In Beirut, Paul Fouad El Zouki, 42 years old, lives on the corner of one of the alleys that are the charm of the Geitawi district. With a touch of bitterness, he tells me about his Lebanon, his neighborhood and his life today.
Paul was born at the start of the war in Beirut. His parents, originally from Bekaa, had settled there to start a family. Today, despite the turmoil, his whole family still lives in Lebanon. An increasingly exceptional case for this country which is emptying of its inhabitants. The youth, carried by the hope of a better life in the diaspora, reluctantly left the country. Many of his friends have gone abroad to work because, he says, “they'd rather be bartenders in Europe than engineers in Lebanon."
Paul is a Lebanese, like so many others, who suffers to see his country gradually fall into chaos. Hairdresser, he studied as an apprentice and has been practicing his profession with passion for twenty-five years. A smile illuminate his lips when he talks about it. "I love my job. When I wake up in the morning I'm happy. "
This posture, this smile and this serenity in his speech so aptly represent the unwavering optimism of the Lebanese people.
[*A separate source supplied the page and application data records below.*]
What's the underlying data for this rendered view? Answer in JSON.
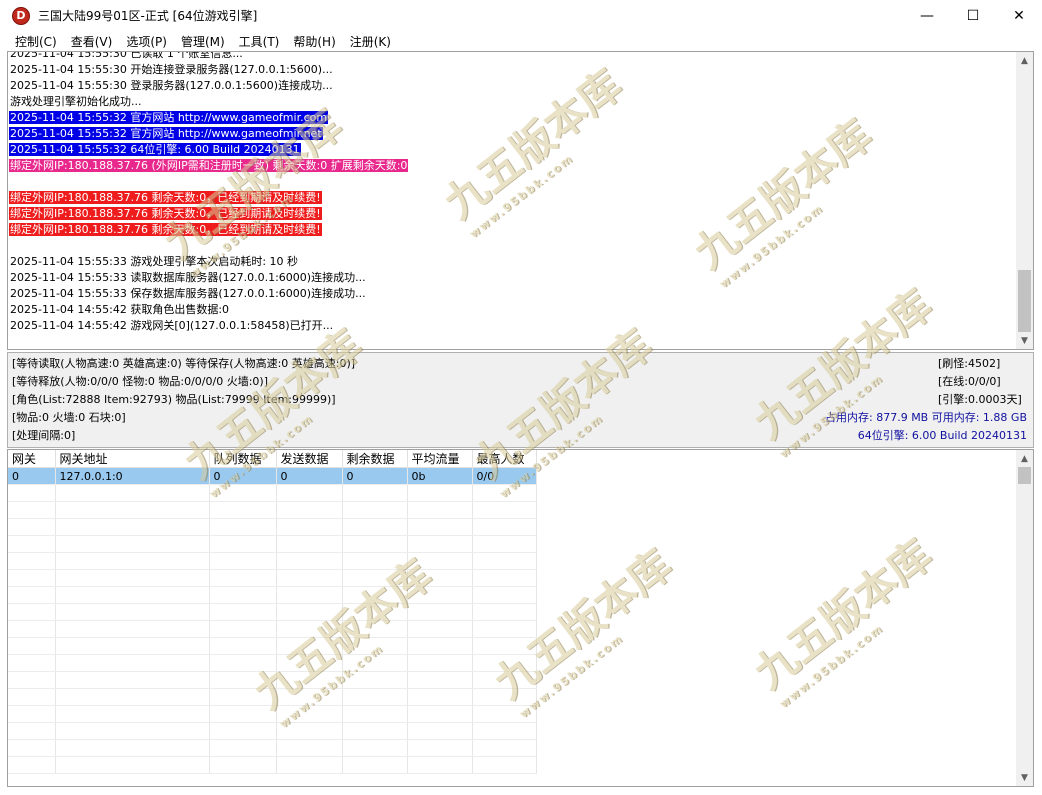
{
  "window": {
    "title": "三国大陆99号01区-正式 [64位游戏引擎]",
    "icon_letter": "D",
    "controls": [
      "—",
      "☐",
      "✕"
    ]
  },
  "menu": [
    "控制(C)",
    "查看(V)",
    "选项(P)",
    "管理(M)",
    "工具(T)",
    "帮助(H)",
    "注册(K)"
  ],
  "log": [
    {
      "text": "2025-11-04 15:55:30 已读取 1 个账室信息...",
      "style": "plain"
    },
    {
      "text": "2025-11-04 15:55:30 开始连接登录服务器(127.0.0.1:5600)...",
      "style": "plain"
    },
    {
      "text": "2025-11-04 15:55:30 登录服务器(127.0.0.1:5600)连接成功...",
      "style": "plain"
    },
    {
      "text": "游戏处理引擎初始化成功...",
      "style": "plain"
    },
    {
      "text": "2025-11-04 15:55:32 官方网站 http://www.gameofmir.com",
      "style": "hl-blue"
    },
    {
      "text": "2025-11-04 15:55:32 官方网站 http://www.gameofmir.net",
      "style": "hl-blue"
    },
    {
      "text": "2025-11-04 15:55:32 64位引擎: 6.00 Build 20240131",
      "style": "hl-blue"
    },
    {
      "text": "绑定外网IP:180.188.37.76 (外网IP需和注册时一致) 剩余天数:0 扩展剩余天数:0",
      "style": "hl-pink"
    },
    {
      "text": "",
      "style": "plain"
    },
    {
      "text": "绑定外网IP:180.188.37.76 剩余天数:0，已经到期请及时续费!",
      "style": "hl-red"
    },
    {
      "text": "绑定外网IP:180.188.37.76 剩余天数:0，已经到期请及时续费!",
      "style": "hl-red"
    },
    {
      "text": "绑定外网IP:180.188.37.76 剩余天数:0，已经到期请及时续费!",
      "style": "hl-red"
    },
    {
      "text": "",
      "style": "plain"
    },
    {
      "text": "2025-11-04 15:55:33 游戏处理引擎本次启动耗时: 10 秒",
      "style": "plain"
    },
    {
      "text": "2025-11-04 15:55:33 读取数据库服务器(127.0.0.1:6000)连接成功...",
      "style": "plain"
    },
    {
      "text": "2025-11-04 15:55:33 保存数据库服务器(127.0.0.1:6000)连接成功...",
      "style": "plain"
    },
    {
      "text": "2025-11-04 14:55:42 获取角色出售数据:0",
      "style": "plain"
    },
    {
      "text": "2025-11-04 14:55:42 游戏网关[0](127.0.0.1:58458)已打开...",
      "style": "plain"
    }
  ],
  "status": {
    "line1": "[等待读取(人物高速:0 英雄高速:0) 等待保存(人物高速:0 英雄高速:0)]",
    "line2": "[等待释放(人物:0/0/0 怪物:0 物品:0/0/0/0 火墙:0)]",
    "line3": "[角色(List:72888 Item:92793) 物品(List:79999 Item:99999)]",
    "line4": "[物品:0 火墙:0 石块:0]",
    "line5": "[处理间隔:0]",
    "refresh": "[刷怪:4502]",
    "online": "[在线:0/0/0]",
    "engine_time": "[引擎:0.0003天]",
    "memory": "占用内存: 877.9 MB 可用内存: 1.88 GB",
    "engine_version": "64位引擎: 6.00 Build 20240131"
  },
  "gateway_table": {
    "columns": [
      "网关",
      "网关地址",
      "队列数据",
      "发送数据",
      "剩余数据",
      "平均流量",
      "最高人数"
    ],
    "rows": [
      [
        "0",
        "127.0.0.1:0",
        "0",
        "0",
        "0",
        "0b",
        "0/0"
      ]
    ]
  },
  "watermark": {
    "text": "九五版本库",
    "url": "www.95bbk.com"
  }
}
But unfortunately this year is the last straw that break the camel back. Daily life is harsh, full of uncertainty and in the eyes of many, the flame of hope is extinguished. Over the past two years, the people have had to face an unprecedented political, health and economic crisis. It all came up: the revolution, the coronavirus, the inflation of the Lebanese pound and the explosion in Beirut, whipping the inhabitants without respite. “The government is killing us,” he told me sadly. “The inhabitants are struggling to pay their rent. They no longer live, they survive. "
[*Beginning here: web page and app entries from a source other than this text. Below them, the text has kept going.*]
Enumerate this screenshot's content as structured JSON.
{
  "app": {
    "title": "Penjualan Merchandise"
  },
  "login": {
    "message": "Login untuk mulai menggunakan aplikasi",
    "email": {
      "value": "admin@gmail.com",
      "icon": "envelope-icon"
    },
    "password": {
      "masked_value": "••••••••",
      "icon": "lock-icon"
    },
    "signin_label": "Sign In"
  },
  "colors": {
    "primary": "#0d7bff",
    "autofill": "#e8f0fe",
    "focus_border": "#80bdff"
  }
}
He also tells me about his neighborhood. “We are very close with my neighbors. It's the only thing that still holds us up." At the end of each month, anxiety rises. He knows he won't have enough money to pay his rent to his landlord, who fortunately often "cut the prizes" for him so he can continue to eat. “Without this gesture, I will already be on the streets for a long time." But for his hairdressing salon, no privilege. The owner wants the cash payment, every month, without rebate.
"The tragedy is also this generalized confinement! I pay the rent for my hair salon but cannot continue to go there to work. It's absurd !" Since January 14, 2021, the date on which the Lebanese authorities put in place a total confinement, no travel has been authorized except in exceptional cases and shops, bars, restaurants, hairdressing salons remain closed. "A catastrophe for the economy of our country" complains Paul. “All we needed was that. What can we do? We don't want to be assisted but we want work."
Problems pile up with no hope of respite. Rents and electricity bills weigh heavily on families' budgets - remember that in Lebanon, there are always two bills: public electricity but also the generator which takes over each time it cracked - food costs explode because of inflation and the debts contracted are quickly insolvent ... As soon as the enumeration of all these sufferings is done, the electricity goes off as if to prove to us that the situation is critical.
With protests exploding and a noxious atmosphere developing, insecurity is a serious problem in Cedar Country. A year ago, Paul left his home at night, unafraid of his shadow. Now because of the resurgence of kidnappings, settling of scores or even racketeering, he hides when night comes. Poverty and the total blockage of the country push the Lebanese to go for it, and often, unfortunately, some choose violence.
It has become practically impossible to travel in complete serenity in several regions of the country. Fifty years ago, war ruined the country, “but the enemy was visible and combatable! Today, the virus of chaos is infiltrating people's consciousness insidiously and without warning. How do you want to fight it?"
Are the Lebanese disillusioned? Yes, without doubt and for good reason ... The economic and political crises have sowed discord, the health crisis has sounded the death knell. Aid has been put in place to assist the populations but the situation remains critical. "In case of contamination, to have a hospital bed and an oxygen cylinder, you have to pay around € 1,000. Welcome to the jungle!" So the Lebanese stay at home, watch time goes by through the window as their savings dwindle, and hope to wake up the next morning.
In these troubled times, SOS Chrétiens d'Orient stands by the Lebanese and intensifies its actions. Support our emergency and development projects. Help the Lebanese regain hope and live on their land.